While there may have been a lawful cause for discharge, this is no defense if the discharge was improperly motivated. "In determining (an employer's) motivation, the Board 'may rely on circumstantial as well as direct evidence and its inference and finding must prevail where it is reasonable and supported by substantial evidence on the record considered as a whole.' " Folkins v. NLRB, 500 F.2d 52, 53 (9th Cir. 1974). Here the evidence of improper motivation was considerable. Finnigan was the shop steward. He was told by Pat Kaney on the day he was discharged that the company was getting him out and the union was next. He had earlier been told the company was going to start at the top and "do a little clean up . . ." Although Finnigan did report to work with long hair and a beard on November 15, 1976, in violation of company policy, the Administrative Law Judge credited the testimony of other employees that they had seen other employees in violation of company grooming standards who had not been reprimanded. Likewise, the ALJ credited testimony that other specific employees had not returned company checks on time and had not made correct pick-ups, yet were not reprimanded.


Also, the ALJ credited Finnigan's version that he did not quit on November 15, 1976, but was discharged. Inland argues that the testimony of the Kaneys who own and run the company should have been credited over the testimony of Finnigan. This court only overturns credibility determinations if a clear preponderance of the evidence shows they are incorrect. NLRB v. Western Clinical Laboratory, Inc., 571 F.2d 457, 459 (9th Cir. 1978). Inland points to no such evidence. There is ample evidence of specific anti-union animus to show that Finnigan's discharge was in violation of the Act.
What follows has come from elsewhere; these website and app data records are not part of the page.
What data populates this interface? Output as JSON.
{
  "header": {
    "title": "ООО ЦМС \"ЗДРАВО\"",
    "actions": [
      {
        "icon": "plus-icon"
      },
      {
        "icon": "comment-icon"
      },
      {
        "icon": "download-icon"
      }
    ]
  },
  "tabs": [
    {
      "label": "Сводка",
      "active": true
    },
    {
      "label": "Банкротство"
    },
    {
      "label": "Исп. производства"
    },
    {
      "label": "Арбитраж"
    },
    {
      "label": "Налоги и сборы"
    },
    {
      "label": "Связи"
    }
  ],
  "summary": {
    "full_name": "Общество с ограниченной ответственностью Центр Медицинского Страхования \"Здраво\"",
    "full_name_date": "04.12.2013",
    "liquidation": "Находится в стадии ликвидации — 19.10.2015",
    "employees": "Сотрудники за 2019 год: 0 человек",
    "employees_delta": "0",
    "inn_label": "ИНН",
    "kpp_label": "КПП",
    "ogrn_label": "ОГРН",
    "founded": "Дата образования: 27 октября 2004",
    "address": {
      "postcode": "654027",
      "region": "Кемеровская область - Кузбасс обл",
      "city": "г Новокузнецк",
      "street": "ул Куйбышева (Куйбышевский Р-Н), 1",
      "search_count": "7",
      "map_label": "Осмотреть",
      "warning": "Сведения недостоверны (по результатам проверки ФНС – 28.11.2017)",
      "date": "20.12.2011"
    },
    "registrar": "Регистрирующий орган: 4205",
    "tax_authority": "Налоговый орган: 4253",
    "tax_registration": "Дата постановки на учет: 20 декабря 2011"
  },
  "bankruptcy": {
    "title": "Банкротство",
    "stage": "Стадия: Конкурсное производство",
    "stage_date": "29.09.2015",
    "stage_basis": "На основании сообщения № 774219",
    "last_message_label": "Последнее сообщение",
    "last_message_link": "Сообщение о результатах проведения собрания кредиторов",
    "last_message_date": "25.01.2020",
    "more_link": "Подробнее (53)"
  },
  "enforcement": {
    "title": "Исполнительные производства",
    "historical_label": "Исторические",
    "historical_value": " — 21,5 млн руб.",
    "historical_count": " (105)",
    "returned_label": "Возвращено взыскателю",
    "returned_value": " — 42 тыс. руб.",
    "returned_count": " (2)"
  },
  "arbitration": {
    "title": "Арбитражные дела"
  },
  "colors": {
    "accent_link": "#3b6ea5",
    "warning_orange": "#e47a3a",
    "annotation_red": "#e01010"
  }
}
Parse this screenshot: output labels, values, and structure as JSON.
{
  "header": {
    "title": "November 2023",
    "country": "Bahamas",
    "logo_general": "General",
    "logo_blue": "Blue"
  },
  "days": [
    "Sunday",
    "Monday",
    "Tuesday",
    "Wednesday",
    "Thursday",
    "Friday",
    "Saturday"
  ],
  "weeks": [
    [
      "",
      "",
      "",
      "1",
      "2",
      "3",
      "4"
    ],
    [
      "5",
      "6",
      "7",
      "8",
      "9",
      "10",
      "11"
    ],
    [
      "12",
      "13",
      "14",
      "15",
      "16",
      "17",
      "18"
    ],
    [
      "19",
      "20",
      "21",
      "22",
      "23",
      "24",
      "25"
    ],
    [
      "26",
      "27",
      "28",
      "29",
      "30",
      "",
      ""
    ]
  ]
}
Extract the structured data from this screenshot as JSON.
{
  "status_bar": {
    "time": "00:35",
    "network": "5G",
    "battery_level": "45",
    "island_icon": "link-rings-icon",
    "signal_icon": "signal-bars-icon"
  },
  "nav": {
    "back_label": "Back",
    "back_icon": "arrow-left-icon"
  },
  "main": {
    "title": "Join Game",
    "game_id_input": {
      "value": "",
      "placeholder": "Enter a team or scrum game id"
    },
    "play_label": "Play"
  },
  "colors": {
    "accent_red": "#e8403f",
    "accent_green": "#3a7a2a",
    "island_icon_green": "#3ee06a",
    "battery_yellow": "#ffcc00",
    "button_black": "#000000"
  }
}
Inland also argues that there was insubstantial evidence to support the Board's finding that Inland attempted to discourage union activities through threats and promises to various employees, in violation of section 8(a)(1) of the Act. The argument is without merit. The facts as explained in the decision of the ALJ present substantial evidence of threats and promises made by the company to the employees aimed directly at discouraging union activity.


Accordingly, the Board's petition for enforcement of its order is granted.


Honorable Mariana Pfaelzer, United States District Judge for the Central District of California, sitting by designation


"(T)he charge is not a formal pleading, and its function is not to give notice to the respondent of the exact nature of the charges against him. * * * This is the function of the complaint." Texas Industries v. NLRB, 5th Cir. 1964, 336 F.2d 128